Stored records:
──────

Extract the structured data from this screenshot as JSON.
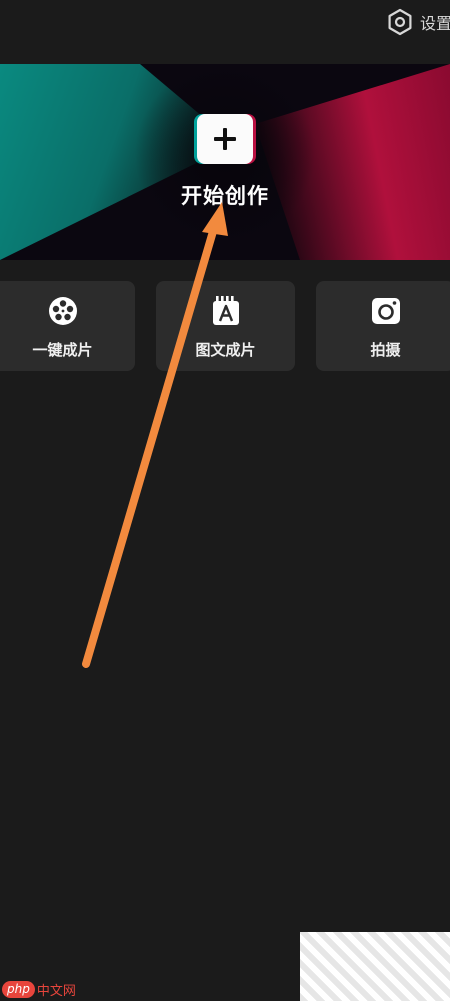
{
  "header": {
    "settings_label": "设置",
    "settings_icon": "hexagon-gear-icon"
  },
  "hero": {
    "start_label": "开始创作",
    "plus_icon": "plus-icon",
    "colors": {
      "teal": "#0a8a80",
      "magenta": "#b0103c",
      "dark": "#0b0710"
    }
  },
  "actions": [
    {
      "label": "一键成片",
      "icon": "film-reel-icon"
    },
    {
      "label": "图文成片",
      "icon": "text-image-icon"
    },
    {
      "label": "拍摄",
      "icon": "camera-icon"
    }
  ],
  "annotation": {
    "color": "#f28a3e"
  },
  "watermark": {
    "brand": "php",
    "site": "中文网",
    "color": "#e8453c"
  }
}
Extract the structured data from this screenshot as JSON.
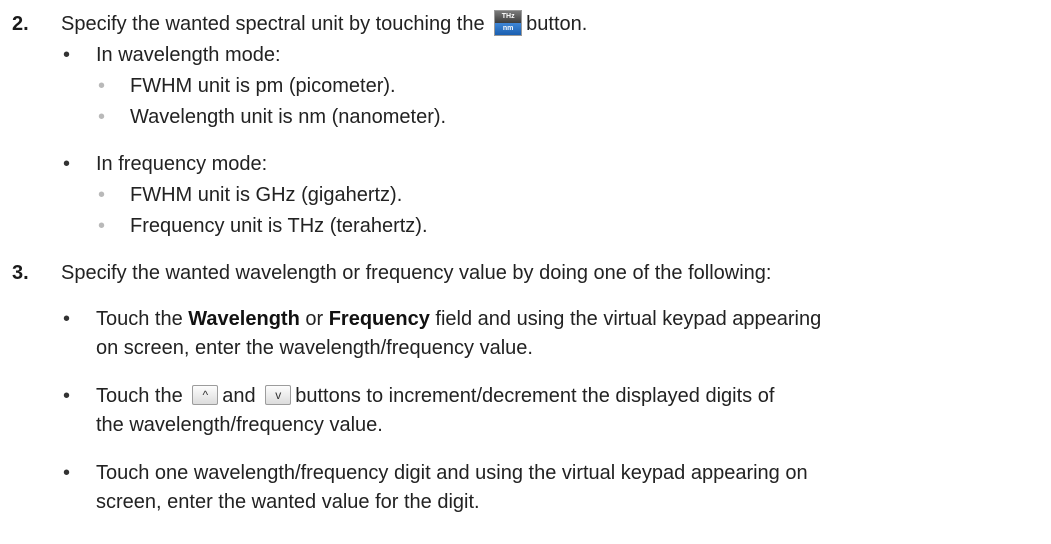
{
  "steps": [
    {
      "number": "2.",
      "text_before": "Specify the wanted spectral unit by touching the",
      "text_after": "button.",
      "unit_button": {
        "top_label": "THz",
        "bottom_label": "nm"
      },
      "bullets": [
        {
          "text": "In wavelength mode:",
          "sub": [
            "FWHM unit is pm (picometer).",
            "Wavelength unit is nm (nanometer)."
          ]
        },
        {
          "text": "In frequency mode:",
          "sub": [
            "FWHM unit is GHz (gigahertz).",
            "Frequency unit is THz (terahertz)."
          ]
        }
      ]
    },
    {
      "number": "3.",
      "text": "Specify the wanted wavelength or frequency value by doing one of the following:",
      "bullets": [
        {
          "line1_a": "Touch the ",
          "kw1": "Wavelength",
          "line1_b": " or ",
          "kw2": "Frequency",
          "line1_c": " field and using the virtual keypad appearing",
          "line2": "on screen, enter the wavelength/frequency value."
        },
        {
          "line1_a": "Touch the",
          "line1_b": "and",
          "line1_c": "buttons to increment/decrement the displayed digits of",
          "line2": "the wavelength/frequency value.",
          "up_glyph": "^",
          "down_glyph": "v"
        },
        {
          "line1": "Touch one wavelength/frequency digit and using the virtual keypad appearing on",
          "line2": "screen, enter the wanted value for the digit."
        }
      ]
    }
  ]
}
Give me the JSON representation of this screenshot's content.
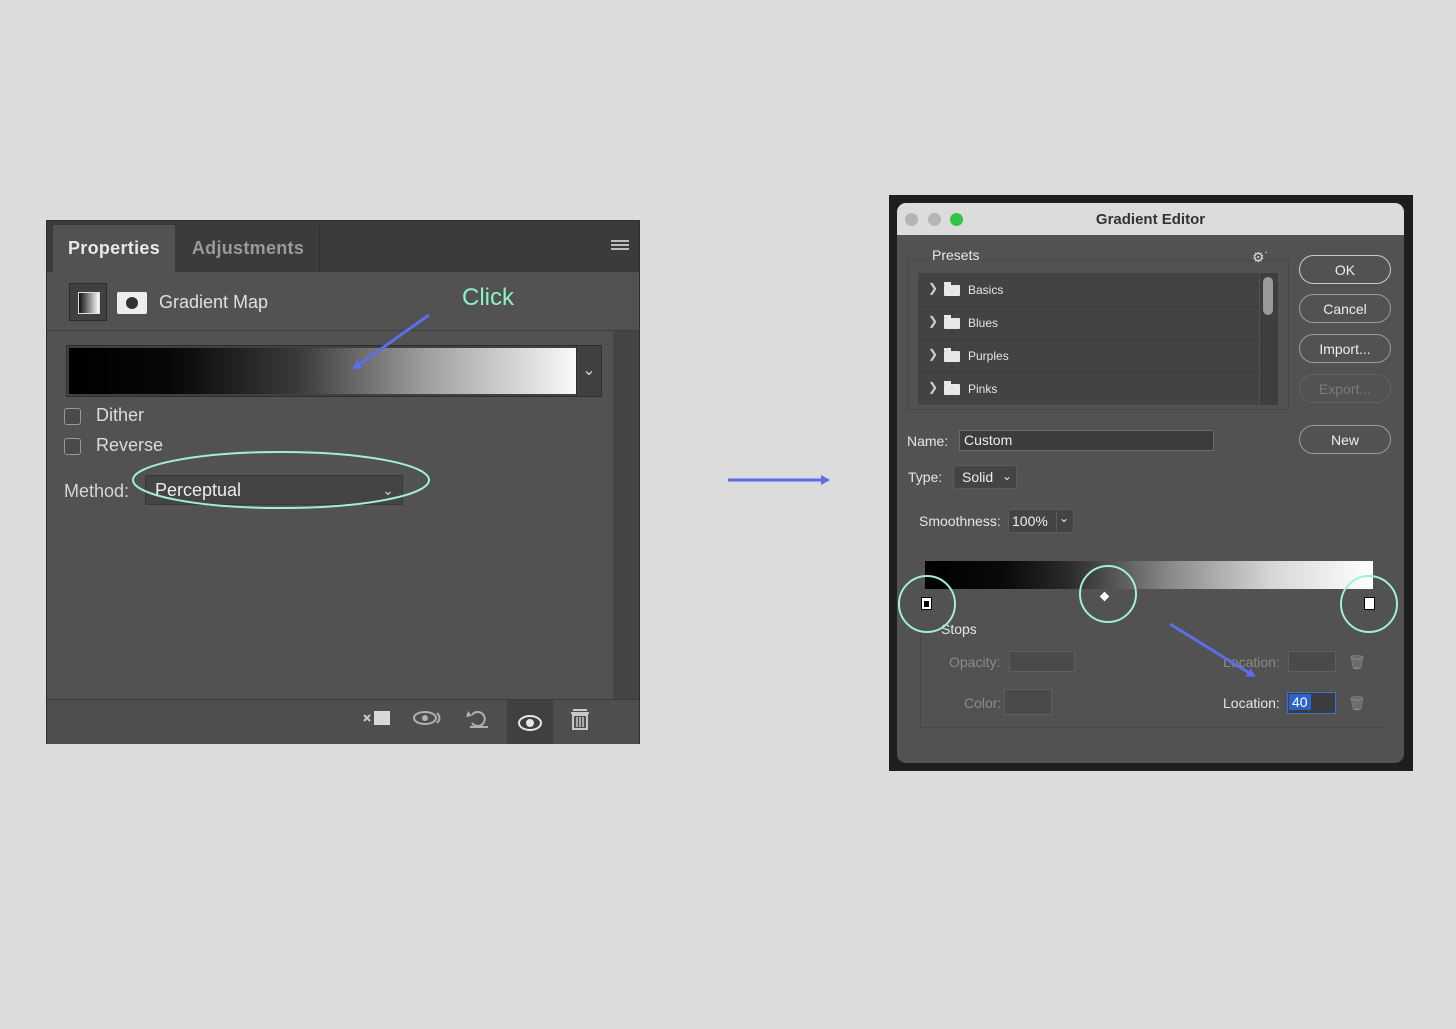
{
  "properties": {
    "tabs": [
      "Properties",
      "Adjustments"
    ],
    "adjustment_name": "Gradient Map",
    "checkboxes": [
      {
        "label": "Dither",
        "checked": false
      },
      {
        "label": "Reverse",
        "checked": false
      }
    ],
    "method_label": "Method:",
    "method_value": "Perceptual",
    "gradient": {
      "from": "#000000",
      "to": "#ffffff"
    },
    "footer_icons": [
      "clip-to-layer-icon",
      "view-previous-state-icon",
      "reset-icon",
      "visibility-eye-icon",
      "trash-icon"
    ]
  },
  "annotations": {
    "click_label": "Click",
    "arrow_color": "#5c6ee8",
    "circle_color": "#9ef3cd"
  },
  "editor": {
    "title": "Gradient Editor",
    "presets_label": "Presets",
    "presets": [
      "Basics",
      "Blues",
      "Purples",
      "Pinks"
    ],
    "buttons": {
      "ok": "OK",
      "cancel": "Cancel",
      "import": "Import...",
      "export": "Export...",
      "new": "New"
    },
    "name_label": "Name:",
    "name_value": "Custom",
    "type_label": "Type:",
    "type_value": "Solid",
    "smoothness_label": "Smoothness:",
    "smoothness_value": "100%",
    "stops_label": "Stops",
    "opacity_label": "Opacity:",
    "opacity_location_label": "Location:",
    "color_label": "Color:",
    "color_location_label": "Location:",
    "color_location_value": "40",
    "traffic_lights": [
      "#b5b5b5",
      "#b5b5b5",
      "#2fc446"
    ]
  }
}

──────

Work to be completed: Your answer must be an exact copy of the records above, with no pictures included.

Written solution:
Extract the structured data from this screenshot as JSON.
{
  "header": {
    "settings_label": "设置",
    "settings_icon": "hexagon-gear-icon"
  },
  "hero": {
    "start_label": "开始创作",
    "plus_icon": "plus-icon",
    "colors": {
      "teal": "#0a8a80",
      "magenta": "#b0103c",
      "dark": "#0b0710"
    }
  },
  "actions": [
    {
      "label": "一键成片",
      "icon": "film-reel-icon"
    },
    {
      "label": "图文成片",
      "icon": "text-image-icon"
    },
    {
      "label": "拍摄",
      "icon": "camera-icon"
    }
  ],
  "annotation": {
    "color": "#f28a3e"
  },
  "watermark": {
    "brand": "php",
    "site": "中文网",
    "color": "#e8453c"
  }
}
Extract the structured data from this screenshot as JSON.
{
  "steps": [
    {
      "number": "2.",
      "text_before": "Specify the wanted spectral unit by touching the",
      "text_after": "button.",
      "unit_button": {
        "top_label": "THz",
        "bottom_label": "nm"
      },
      "bullets": [
        {
          "text": "In wavelength mode:",
          "sub": [
            "FWHM unit is pm (picometer).",
            "Wavelength unit is nm (nanometer)."
          ]
        },
        {
          "text": "In frequency mode:",
          "sub": [
            "FWHM unit is GHz (gigahertz).",
            "Frequency unit is THz (terahertz)."
          ]
        }
      ]
    },
    {
      "number": "3.",
      "text": "Specify the wanted wavelength or frequency value by doing one of the following:",
      "bullets": [
        {
          "line1_a": "Touch the ",
          "kw1": "Wavelength",
          "line1_b": " or ",
          "kw2": "Frequency",
          "line1_c": " field and using the virtual keypad appearing",
          "line2": "on screen, enter the wavelength/frequency value."
        },
        {
          "line1_a": "Touch the",
          "line1_b": "and",
          "line1_c": "buttons to increment/decrement the displayed digits of",
          "line2": "the wavelength/frequency value.",
          "up_glyph": "^",
          "down_glyph": "v"
        },
        {
          "line1": "Touch one wavelength/frequency digit and using the virtual keypad appearing on",
          "line2": "screen, enter the wanted value for the digit."
        }
      ]
    }
  ]
}
Give me the JSON representation of this screenshot's content.
{
  "properties": {
    "tabs": [
      "Properties",
      "Adjustments"
    ],
    "adjustment_name": "Gradient Map",
    "checkboxes": [
      {
        "label": "Dither",
        "checked": false
      },
      {
        "label": "Reverse",
        "checked": false
      }
    ],
    "method_label": "Method:",
    "method_value": "Perceptual",
    "gradient": {
      "from": "#000000",
      "to": "#ffffff"
    },
    "footer_icons": [
      "clip-to-layer-icon",
      "view-previous-state-icon",
      "reset-icon",
      "visibility-eye-icon",
      "trash-icon"
    ]
  },
  "annotations": {
    "click_label": "Click",
    "arrow_color": "#5c6ee8",
    "circle_color": "#9ef3cd"
  },
  "editor": {
    "title": "Gradient Editor",
    "presets_label": "Presets",
    "presets": [
      "Basics",
      "Blues",
      "Purples",
      "Pinks"
    ],
    "buttons": {
      "ok": "OK",
      "cancel": "Cancel",
      "import": "Import...",
      "export": "Export...",
      "new": "New"
    },
    "name_label": "Name:",
    "name_value": "Custom",
    "type_label": "Type:",
    "type_value": "Solid",
    "smoothness_label": "Smoothness:",
    "smoothness_value": "100%",
    "stops_label": "Stops",
    "opacity_label": "Opacity:",
    "opacity_location_label": "Location:",
    "color_label": "Color:",
    "color_location_label": "Location:",
    "color_location_value": "40",
    "traffic_lights": [
      "#b5b5b5",
      "#b5b5b5",
      "#2fc446"
    ]
  }
}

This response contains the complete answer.